“When we began first to preach these things, the people appeared as awakened from the sleep of ages—they seemed to see for the first time that they were responsible beings, and that a refusal to use the means appointed was a damning sin.”
Finke, Stark, The Churching of America, 1776-1990

Mutual Aid

In 1911... at least nine million of the 12 million covered by national insurance were already members of voluntary sick pay schemes.

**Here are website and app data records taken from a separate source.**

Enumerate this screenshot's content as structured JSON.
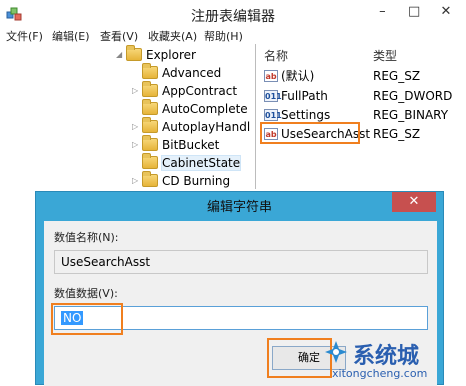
{
  "window": {
    "title": "注册表编辑器",
    "controls": [
      "–",
      "□",
      "✕"
    ]
  },
  "menu": [
    "文件(F)",
    "编辑(E)",
    "查看(V)",
    "收藏夹(A)",
    "帮助(H)"
  ],
  "tree": {
    "root": "Explorer",
    "items": [
      "Advanced",
      "AppContract",
      "AutoComplete",
      "AutoplayHandl",
      "BitBucket",
      "CabinetState",
      "CD Burning"
    ],
    "selected": "CabinetState"
  },
  "list": {
    "headers": {
      "name": "名称",
      "type": "类型"
    },
    "rows": [
      {
        "icon": "ab",
        "name": "(默认)",
        "type": "REG_SZ"
      },
      {
        "icon": "011",
        "name": "FullPath",
        "type": "REG_DWORD"
      },
      {
        "icon": "011",
        "name": "Settings",
        "type": "REG_BINARY"
      },
      {
        "icon": "ab",
        "name": "UseSearchAsst",
        "type": "REG_SZ"
      }
    ]
  },
  "dialog": {
    "title": "编辑字符串",
    "close_label": "✕",
    "name_label": "数值名称(N):",
    "name_value": "UseSearchAsst",
    "data_label": "数值数据(V):",
    "data_value": "NO",
    "ok_label": "确定"
  },
  "watermark": {
    "text": "系统城",
    "url": "xitongcheng.com"
  },
  "colors": {
    "dialog_frame": "#3aa7d6",
    "highlight_orange": "#f07f1f",
    "selection_blue": "#3399ff"
  }
}
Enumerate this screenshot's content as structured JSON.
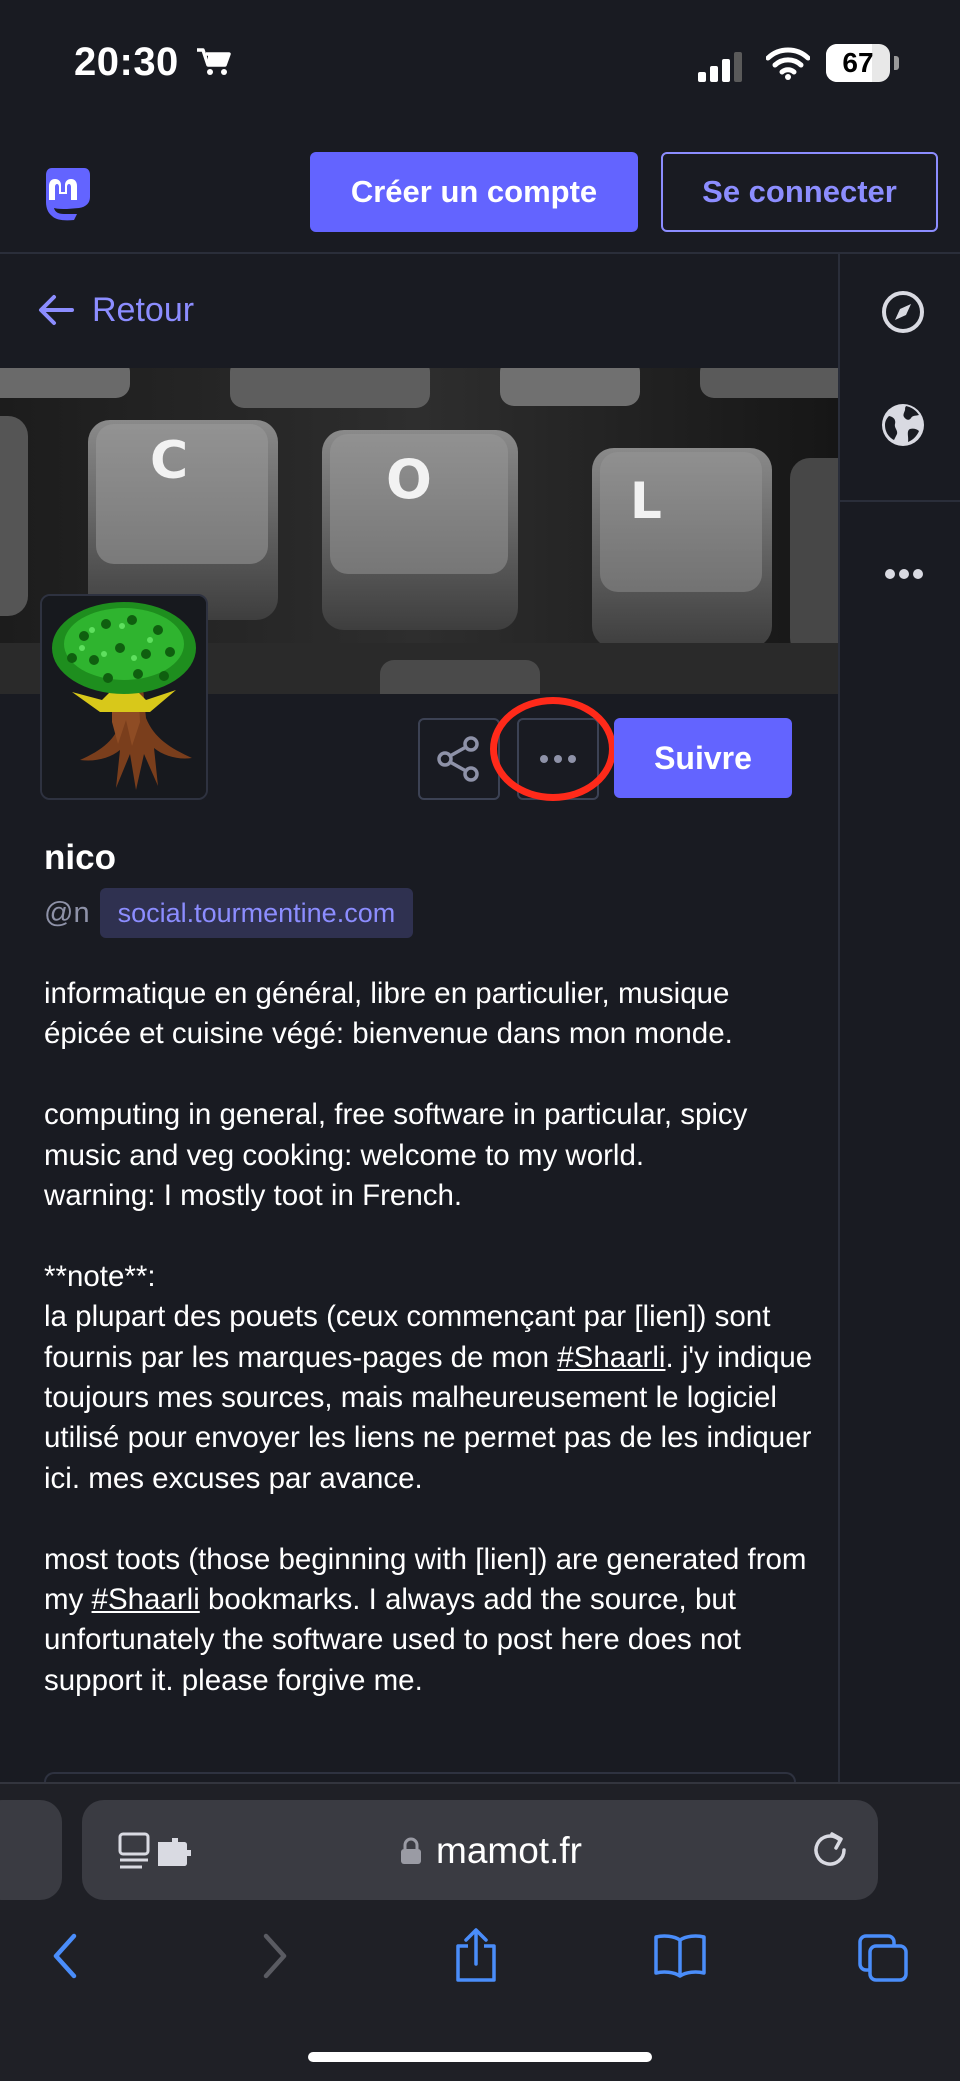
{
  "status": {
    "time": "20:30",
    "battery": "67"
  },
  "header": {
    "create_account": "Créer un compte",
    "login": "Se connecter"
  },
  "nav": {
    "back_label": "Retour"
  },
  "profile": {
    "display_name": "nico",
    "handle_prefix": "@n",
    "domain": "social.tourmentine.com",
    "follow_label": "Suivre",
    "bio": {
      "p1": "informatique en général, libre en particulier, musique épicée et cuisine végé: bienvenue dans mon monde.",
      "p2_l1": "computing in general, free software in particular, spicy music and veg cooking: welcome to my world.",
      "p2_l2": "warning: I mostly toot in French.",
      "p3_l1": "**note**:",
      "p3_l2_a": "la plupart des pouets (ceux commençant par [lien]) sont fournis par les marques-pages de mon ",
      "hashtag1": "#Shaarli",
      "p3_l2_b": ". j'y indique toujours mes sources, mais malheureusement le logiciel utilisé pour envoyer les liens ne permet pas de les indiquer ici. mes excuses par avance.",
      "p4_a": "most toots (those beginning with [lien]) are generated from my ",
      "hashtag2": "#Shaarli",
      "p4_b": " bookmarks. I always add the source, but unfortunately the software used to post here does not support it. please forgive me."
    },
    "banner_keys": [
      "C",
      "O",
      "L"
    ]
  },
  "browser": {
    "url": "mamot.fr"
  },
  "colors": {
    "accent": "#6364ff",
    "background": "#191b22",
    "highlight": "#ff2a1a"
  }
}
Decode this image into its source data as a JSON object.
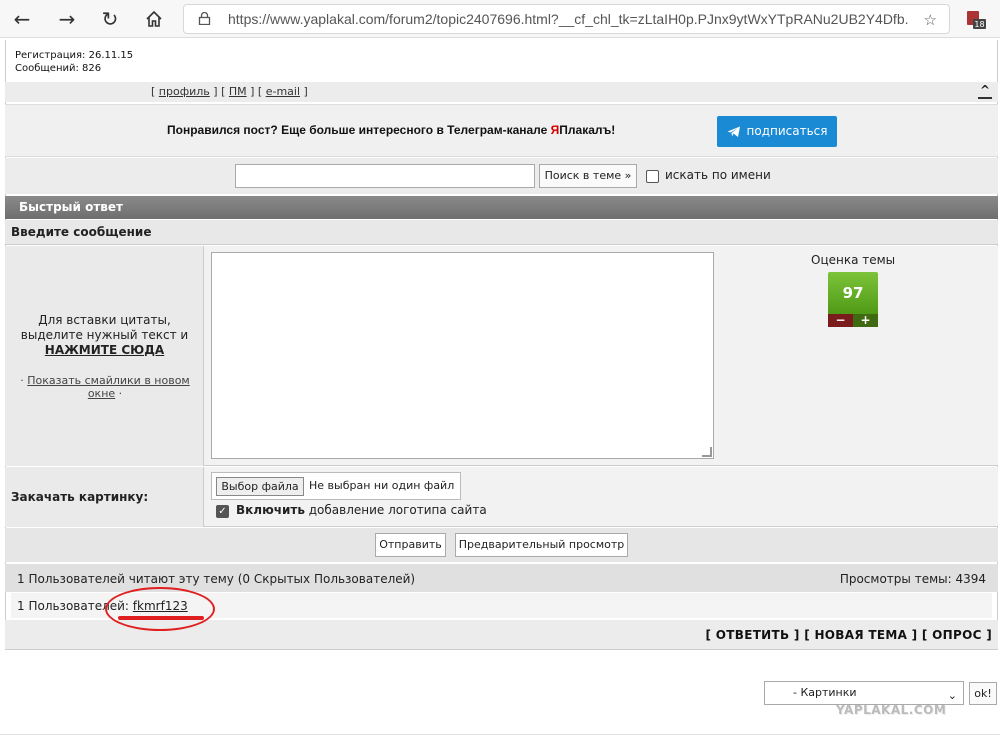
{
  "browser": {
    "url": "https://www.yaplakal.com/forum2/topic2407696.html?__cf_chl_tk=zLtaIH0p.PJnx9ytWxYTpRANu2UB2Y4Dfb...",
    "ext_badge": "18"
  },
  "user": {
    "registration": "Регистрация: 26.11.15",
    "messages": "Сообщений: 826"
  },
  "profile_links": {
    "profile": "профиль",
    "pm": "ПМ",
    "email": "e-mail",
    "top": "^"
  },
  "promo": {
    "text_before": "Понравился пост? Еще больше интересного в Телеграм-канале ",
    "text_red": "Я",
    "text_after": "Плакалъ!",
    "subscribe": "подписаться"
  },
  "search": {
    "button": "Поиск в теме »",
    "by_name": "искать по имени"
  },
  "quick_reply": {
    "header": "Быстрый ответ",
    "enter_message": "Введите сообщение",
    "help_line1": "Для вставки цитаты,",
    "help_line2": "выделите нужный текст и",
    "help_bold": "НАЖМИТЕ СЮДА",
    "smiles_prefix": "· ",
    "smiles_link": "Показать смайлики в новом окне",
    "smiles_suffix": " ·"
  },
  "rating": {
    "label": "Оценка темы",
    "value": "97",
    "minus": "−",
    "plus": "+"
  },
  "upload": {
    "label": "Закачать картинку:",
    "choose": "Выбор файла",
    "none": "Не выбран ни один файл",
    "logo_bold": "Включить",
    "logo_rest": " добавление логотипа сайта"
  },
  "buttons": {
    "send": "Отправить",
    "preview": "Предварительный просмотр"
  },
  "stats": {
    "readers": "1 Пользователей читают эту тему (0 Скрытых Пользователей)",
    "views": "Просмотры темы: 4394",
    "users_prefix": "1 Пользователей: ",
    "username": "fkmrf123"
  },
  "actions": {
    "reply": "[ ОТВЕТИТЬ ]",
    "new_topic": "[ НОВАЯ ТЕМА ]",
    "poll": "[ ОПРОС ]"
  },
  "bottom": {
    "select_value": "- Картинки",
    "ok": "ok!",
    "watermark": "YAPLAKAL.COM"
  },
  "colors": {
    "telegram": "#1a8ad5",
    "rating_green": "#5fa61f",
    "annotation_red": "#e02020"
  }
}
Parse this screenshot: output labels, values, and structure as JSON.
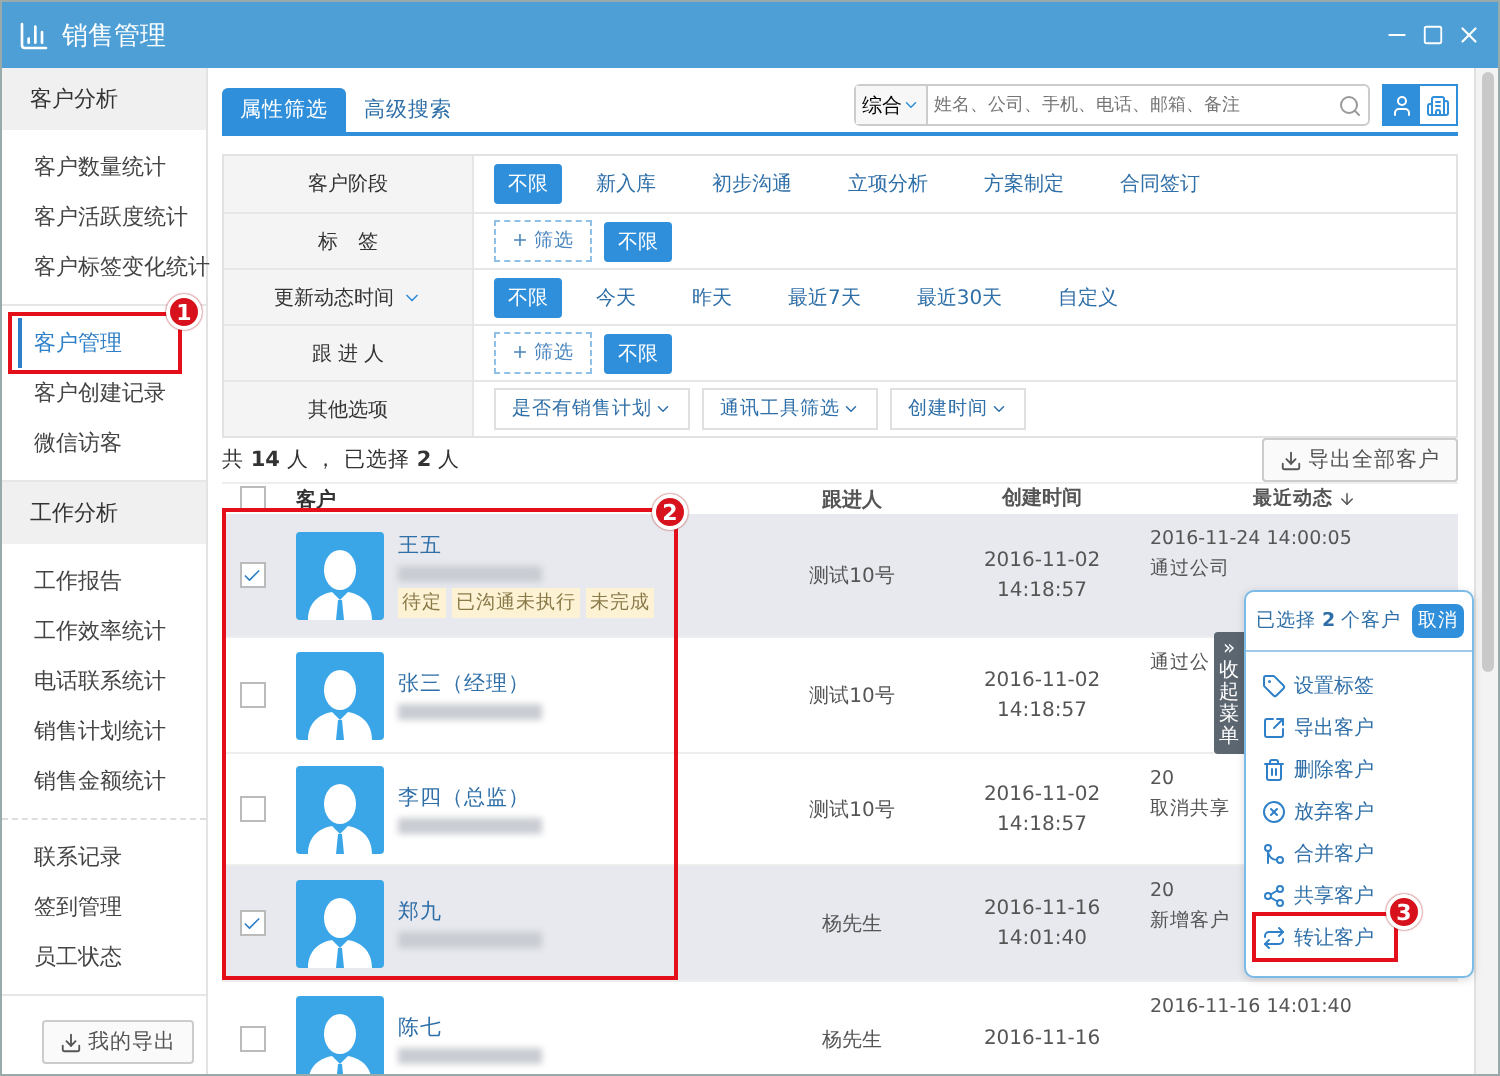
{
  "window": {
    "title": "销售管理"
  },
  "sidebar": {
    "sections": [
      {
        "header": "客户分析",
        "items": [
          {
            "label": "客户数量统计",
            "selected": false
          },
          {
            "label": "客户活跃度统计",
            "selected": false
          },
          {
            "label": "客户标签变化统计",
            "selected": false
          }
        ]
      },
      {
        "items": [
          {
            "label": "客户管理",
            "selected": true
          },
          {
            "label": "客户创建记录",
            "selected": false
          },
          {
            "label": "微信访客",
            "selected": false
          }
        ]
      },
      {
        "header": "工作分析",
        "items": [
          {
            "label": "工作报告",
            "selected": false
          },
          {
            "label": "工作效率统计",
            "selected": false
          },
          {
            "label": "电话联系统计",
            "selected": false
          },
          {
            "label": "销售计划统计",
            "selected": false
          },
          {
            "label": "销售金额统计",
            "selected": false
          }
        ]
      },
      {
        "items": [
          {
            "label": "联系记录",
            "selected": false
          },
          {
            "label": "签到管理",
            "selected": false
          },
          {
            "label": "员工状态",
            "selected": false
          }
        ]
      }
    ],
    "export_button": "我的导出"
  },
  "tabs": [
    {
      "label": "属性筛选",
      "selected": true
    },
    {
      "label": "高级搜索",
      "selected": false
    }
  ],
  "search": {
    "scope": "综合",
    "placeholder": "姓名、公司、手机、电话、邮箱、备注"
  },
  "view_toggle": [
    {
      "kind": "person",
      "selected": true
    },
    {
      "kind": "company",
      "selected": false
    }
  ],
  "filters": [
    {
      "label": "客户阶段",
      "has_menu": false,
      "options": [
        {
          "kind": "option",
          "label": "不限",
          "selected": true
        },
        {
          "kind": "option",
          "label": "新入库",
          "selected": false
        },
        {
          "kind": "option",
          "label": "初步沟通",
          "selected": false
        },
        {
          "kind": "option",
          "label": "立项分析",
          "selected": false
        },
        {
          "kind": "option",
          "label": "方案制定",
          "selected": false
        },
        {
          "kind": "option",
          "label": "合同签订",
          "selected": false
        }
      ]
    },
    {
      "label": "标　签",
      "has_menu": false,
      "options": [
        {
          "kind": "add",
          "label": "+ 筛选"
        },
        {
          "kind": "option",
          "label": "不限",
          "selected": true
        }
      ]
    },
    {
      "label": "更新动态时间",
      "has_menu": true,
      "options": [
        {
          "kind": "option",
          "label": "不限",
          "selected": true
        },
        {
          "kind": "option",
          "label": "今天",
          "selected": false
        },
        {
          "kind": "option",
          "label": "昨天",
          "selected": false
        },
        {
          "kind": "option",
          "label": "最近7天",
          "selected": false
        },
        {
          "kind": "option",
          "label": "最近30天",
          "selected": false
        },
        {
          "kind": "option",
          "label": "自定义",
          "selected": false
        }
      ]
    },
    {
      "label": "跟 进 人",
      "has_menu": false,
      "options": [
        {
          "kind": "add",
          "label": "+ 筛选"
        },
        {
          "kind": "option",
          "label": "不限",
          "selected": true
        }
      ]
    },
    {
      "label": "其他选项",
      "has_menu": false,
      "options": [
        {
          "kind": "dropdown",
          "label": "是否有销售计划"
        },
        {
          "kind": "dropdown",
          "label": "通讯工具筛选"
        },
        {
          "kind": "dropdown",
          "label": "创建时间"
        }
      ]
    }
  ],
  "summary": "共 **14** 人 ， 已选择 **2** 人",
  "export_all": "导出全部客户",
  "table": {
    "select_all": {
      "checked": false
    },
    "columns": [
      {
        "label": "客户",
        "sorted": false
      },
      {
        "label": "跟进人",
        "sorted": false
      },
      {
        "label": "创建时间",
        "sorted": false
      },
      {
        "label": "最近动态",
        "sorted": true
      }
    ],
    "rows": [
      {
        "name": "王五",
        "selected": true,
        "tags": [
          "待定",
          "已沟通未执行",
          "未完成"
        ],
        "follower": "测试10号",
        "created_date": "2016-11-02",
        "created_time": "14:18:57",
        "activity_time": "2016-11-24 14:00:05",
        "activity": "通过公司"
      },
      {
        "name": "张三（经理）",
        "selected": false,
        "tags": [],
        "follower": "测试10号",
        "created_date": "2016-11-02",
        "created_time": "14:18:57",
        "activity": "通过公"
      },
      {
        "name": "李四（总监）",
        "selected": false,
        "tags": [],
        "follower": "测试10号",
        "created_date": "2016-11-02",
        "created_time": "14:18:57",
        "activity_time": "20",
        "activity": "取消共享"
      },
      {
        "name": "郑九",
        "selected": true,
        "tags": [],
        "follower": "杨先生",
        "created_date": "2016-11-16",
        "created_time": "14:01:40",
        "activity_time": "20",
        "activity": "新增客户"
      },
      {
        "name": "陈七",
        "selected": false,
        "tags": [],
        "follower": "杨先生",
        "created_date": "2016-11-16",
        "activity_time": "2016-11-16 14:01:40"
      }
    ]
  },
  "batch_panel": {
    "header": "已选择 **2** 个客户",
    "cancel": "取消",
    "actions": [
      {
        "kind": "tag",
        "label": "设置标签"
      },
      {
        "kind": "export",
        "label": "导出客户"
      },
      {
        "kind": "delete",
        "label": "删除客户"
      },
      {
        "kind": "abandon",
        "label": "放弃客户"
      },
      {
        "kind": "merge",
        "label": "合并客户"
      },
      {
        "kind": "share",
        "label": "共享客户"
      },
      {
        "kind": "transfer",
        "label": "转让客户"
      }
    ]
  },
  "collapse_tab": {
    "arrow": "»",
    "label": "收起菜单"
  },
  "callouts": [
    {
      "number": "1"
    },
    {
      "number": "2"
    },
    {
      "number": "3"
    }
  ]
}
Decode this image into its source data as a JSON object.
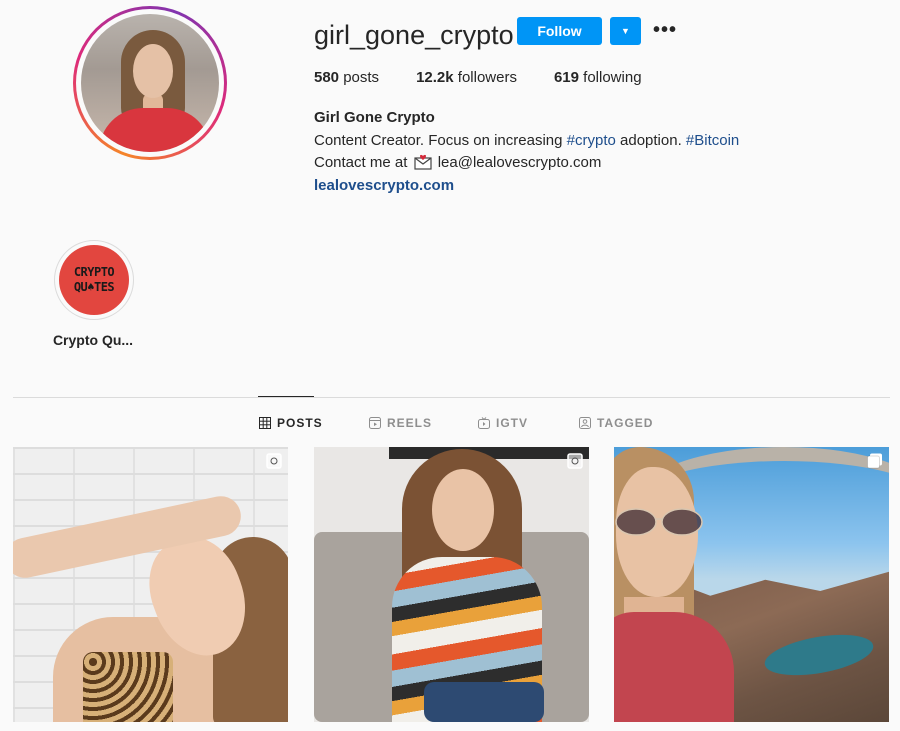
{
  "profile": {
    "username": "girl_gone_crypto",
    "follow_label": "Follow",
    "more_glyph": "•••",
    "dropdown_glyph": "▼",
    "stats": {
      "posts_count": "580",
      "posts_label": " posts",
      "followers_count": "12.2k",
      "followers_label": " followers",
      "following_count": "619",
      "following_label": " following"
    },
    "bio": {
      "name": "Girl Gone Crypto",
      "line1_prefix": "Content Creator. Focus on increasing ",
      "tag_crypto": "#crypto",
      "line1_mid": " adoption. ",
      "tag_bitcoin": "#Bitcoin",
      "line2_prefix": "Contact me at ",
      "email": "lea@lealovescrypto.com",
      "website": "lealovescrypto.com"
    }
  },
  "highlights": [
    {
      "label": "Crypto Qu...",
      "cover_line1": "CRYPTO",
      "cover_line2": "QU♠TES"
    }
  ],
  "tabs": [
    {
      "label": "POSTS",
      "icon": "grid-icon",
      "active": true
    },
    {
      "label": "REELS",
      "icon": "reels-icon",
      "active": false
    },
    {
      "label": "IGTV",
      "icon": "igtv-icon",
      "active": false
    },
    {
      "label": "TAGGED",
      "icon": "tagged-icon",
      "active": false
    }
  ],
  "posts": [
    {
      "type": "photo",
      "icon": "photo-icon"
    },
    {
      "type": "photo",
      "icon": "photo-icon"
    },
    {
      "type": "carousel",
      "icon": "carousel-icon"
    }
  ],
  "colors": {
    "accent": "#0095f6",
    "link": "#1e4e8c",
    "highlight_cover": "#e2463f"
  }
}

A similar proportion were also eligible for medical care.
Green, Reinventing Civil Society


“We have met with families in which for weeks together, not an article of sustenance but potatoes had been used; yet for every child the hard-earned sum was provided to send them to school.”
E. G. West, Education and the State

Living Under Law

Law being too tenuous to rely upon in [Ulster and the Scottish borderlands], people developed patterns of settling differences by personal fighting and family feuds.
Thomas Sowell, Conquests and Cultures

German Philosophy

The primary thing to keep in mind about German and Russian thought since 1800 is that it takes for granted that the Cartesian, Lockean or Humean scientific and philosophical conception of man and nature... has been shown by indisputable evidence to be inadequate. 
F.S.C. Northrop, The Meeting of East and West


Inquiry does not start unless there is a problem... It is the problem and its characteristics revealed by analysis which guides one first to the relevant facts and then, once the relevant facts are known, to the relevant hypotheses.
F.S.C. Northrop, The Logic of the Sciences and the Humanities


“But I saw a man yesterday who knows a fellow who had it from a chappie that said that Urquhart had been dipping himself a bit recklessly off the deep end.”  —Freddy Arbuthnot
Dorothy L. Sayers, Strong Poison

Democratic Capitalism

I mean three systems in one: a predominantly market economy; a polity respectful of the rights of the individual to life, liberty, and the pursuit of happiness; and a system of cultural institutions moved by ideals of liberty and justice for all. In short, three dynamic and converging systems functioning as one: a democratic polity, an economy based on markets and incentives, and a moral-cultural system which is plural and, in the largest sense, liberal.
Michael Novak, The Spirit of Democratic Capitalism


The incentive that impels a man to act is always some uneasiness... But to make a man act [he must have] the expectation that purposeful behavior has the power to remove or at least to alleviate the felt uneasiness.
Ludwig von Mises, Human Action


[In the] higher Christian churches... they saunter through the liturgy like Mohawks along a string of scaffolding who have long since forgotten their danger. If God were to blast such a service to bits, the congregation would be, I believe, genuinely shocked. But in the low churches you expect it every minute.
Annie Dillard, Holy the Firm


©2007 Christopher Chantrill